Sumrell’s discussion of the networking of contemporary objects includes an entertaining and sardonic reference to classic anthropology lore: the Cargo Cults of the South West Pacific. Sumrell argues that unlike the situation for the cults of the Pacific Rim where coveted material cargo stopped arriving after WWII, cargo has never stopped (magically) appearing in the United States from distant, offshore locations. The stuff is just there on the shelves for the taking. Given the deeply logistical nature of the nation, such object profusion has inadvertently (or intentionally?) become its own culturally embedded assumption or ideology that is not really seen for the oddity it is by the natives.
Cargo Cults are not limited to the South Pacific, rather that was just the place where new converts were made. The cults are far more prevalent and as a ready example, self storage facilities harbor their own type via public auctions for the contents of derelict storage units. These urban rituals (i.e. events) exemplify a contemporary capitalist adaptation of the redistribution mechanisms of the potlatch, and in the process, invert the prescribed architectural program of the storage facility.
[The beginning of the sell-off auction event: After much anticipation and jousting for position, the roll-up door opens to reveal the unpaid unit’s contents. Participants are then allowed to only look into the storage unit but not to enter it. They must assess the worth and desirability of objects from a distance to test their consumer acumen against other players. (Initially reported by the New York Times)]
Although the cargo cults assembled at these auctions are far more pragmatic and secular in operation (culturally appropriate for western cities) they still exhibit a structured choreography of rules combining elements of risk, luck gaming, negotiation and a momentary dissolution of everyday social roles. Typically after the auction, there are less structured ‘swaps’ where participants can trade what they successfully bid on with others if they are less than happy with what the object turned out to be – either from the same auction or from others nearby. The sterile asphalt spaces between corridors of storage sheds become impromptu selling courtyards or flea markets. Some people have made a full-time occupation out of these auctions – selling their goods on the next networked layer of personal prop housing: Ebay. Others participate to supplement income, to furnish their own home at a fraction of retail costs, or just for something to do on a Saturday.

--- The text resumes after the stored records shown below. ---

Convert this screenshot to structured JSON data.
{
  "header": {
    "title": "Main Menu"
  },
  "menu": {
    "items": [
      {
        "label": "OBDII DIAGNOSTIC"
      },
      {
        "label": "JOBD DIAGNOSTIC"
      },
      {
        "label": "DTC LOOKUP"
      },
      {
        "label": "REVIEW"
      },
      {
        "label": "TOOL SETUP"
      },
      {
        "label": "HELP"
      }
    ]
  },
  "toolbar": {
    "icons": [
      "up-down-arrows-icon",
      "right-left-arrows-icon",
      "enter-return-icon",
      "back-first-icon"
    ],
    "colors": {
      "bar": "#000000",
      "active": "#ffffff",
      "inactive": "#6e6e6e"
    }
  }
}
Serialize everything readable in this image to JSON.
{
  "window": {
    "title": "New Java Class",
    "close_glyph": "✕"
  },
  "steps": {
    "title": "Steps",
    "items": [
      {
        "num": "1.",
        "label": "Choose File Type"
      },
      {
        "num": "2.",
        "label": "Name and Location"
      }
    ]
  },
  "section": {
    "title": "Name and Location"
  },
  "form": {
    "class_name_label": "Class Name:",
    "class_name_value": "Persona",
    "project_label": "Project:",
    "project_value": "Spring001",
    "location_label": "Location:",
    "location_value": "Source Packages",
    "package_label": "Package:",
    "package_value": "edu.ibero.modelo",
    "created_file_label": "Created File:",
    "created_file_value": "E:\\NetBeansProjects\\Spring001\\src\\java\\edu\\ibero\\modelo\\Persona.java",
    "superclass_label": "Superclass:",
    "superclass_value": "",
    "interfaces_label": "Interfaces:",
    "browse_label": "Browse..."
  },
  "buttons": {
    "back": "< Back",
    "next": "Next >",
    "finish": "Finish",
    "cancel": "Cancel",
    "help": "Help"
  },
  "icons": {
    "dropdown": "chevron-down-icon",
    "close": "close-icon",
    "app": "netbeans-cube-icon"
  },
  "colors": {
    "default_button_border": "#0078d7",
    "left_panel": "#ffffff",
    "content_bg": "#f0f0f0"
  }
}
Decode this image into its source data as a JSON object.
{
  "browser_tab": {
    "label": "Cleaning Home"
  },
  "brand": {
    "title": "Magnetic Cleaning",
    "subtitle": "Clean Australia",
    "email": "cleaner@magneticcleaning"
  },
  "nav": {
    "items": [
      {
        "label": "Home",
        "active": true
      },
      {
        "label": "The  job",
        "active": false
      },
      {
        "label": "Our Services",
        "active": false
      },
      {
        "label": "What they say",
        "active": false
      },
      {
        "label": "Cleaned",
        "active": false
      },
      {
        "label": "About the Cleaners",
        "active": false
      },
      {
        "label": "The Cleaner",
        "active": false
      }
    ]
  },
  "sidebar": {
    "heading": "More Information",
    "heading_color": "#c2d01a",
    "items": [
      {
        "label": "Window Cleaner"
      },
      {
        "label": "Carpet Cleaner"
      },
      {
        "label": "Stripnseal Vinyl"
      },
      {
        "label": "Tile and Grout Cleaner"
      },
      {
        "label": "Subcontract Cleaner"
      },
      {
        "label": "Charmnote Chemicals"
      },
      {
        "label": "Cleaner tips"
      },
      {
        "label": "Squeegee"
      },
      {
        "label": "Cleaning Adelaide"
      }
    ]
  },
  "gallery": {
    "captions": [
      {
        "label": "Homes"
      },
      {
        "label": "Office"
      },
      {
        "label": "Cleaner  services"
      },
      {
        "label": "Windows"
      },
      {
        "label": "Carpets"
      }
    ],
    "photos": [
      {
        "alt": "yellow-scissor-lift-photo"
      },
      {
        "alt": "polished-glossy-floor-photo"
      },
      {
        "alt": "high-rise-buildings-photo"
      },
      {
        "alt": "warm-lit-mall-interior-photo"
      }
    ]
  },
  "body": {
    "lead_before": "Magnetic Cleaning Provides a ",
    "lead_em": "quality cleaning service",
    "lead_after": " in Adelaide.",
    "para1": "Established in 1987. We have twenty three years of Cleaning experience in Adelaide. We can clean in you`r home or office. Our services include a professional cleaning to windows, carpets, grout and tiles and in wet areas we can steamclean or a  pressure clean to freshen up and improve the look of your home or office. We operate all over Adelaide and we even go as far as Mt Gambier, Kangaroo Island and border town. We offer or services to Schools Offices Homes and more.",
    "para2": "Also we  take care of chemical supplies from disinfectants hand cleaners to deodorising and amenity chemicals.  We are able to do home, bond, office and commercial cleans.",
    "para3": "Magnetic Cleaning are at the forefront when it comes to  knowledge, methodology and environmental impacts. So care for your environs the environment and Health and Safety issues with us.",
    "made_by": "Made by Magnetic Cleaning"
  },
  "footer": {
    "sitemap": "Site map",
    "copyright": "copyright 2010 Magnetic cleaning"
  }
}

Granted there is a dark side to all of this that feels a bit like rummaging around at an estate sale (and yes, it’s also a rogue interpretation of the potlatch). There is the unstated element of scavenging or profiteering off of some abstract person’s likely misfortune. But most importantly, none of this activity was planned into the programming of the relatively inert/stupid architecture. The auctions present another example of informal and unplanned programs emerging and grafting themselves into existing prescribed structures…something we are always very interested in. Minimal, or single-function architecture, landscape or infrastructure tends to get hacked into, retrofitted or overcome by its own design omissions and limitations – something we have seen throughout the Infrastructural City reading. Observing the capitalist vernacular of how these processes emerge and strategically reading and applying the broader economic trends and processes associated with them are requisite elements for a new and provisional operating manual for the city.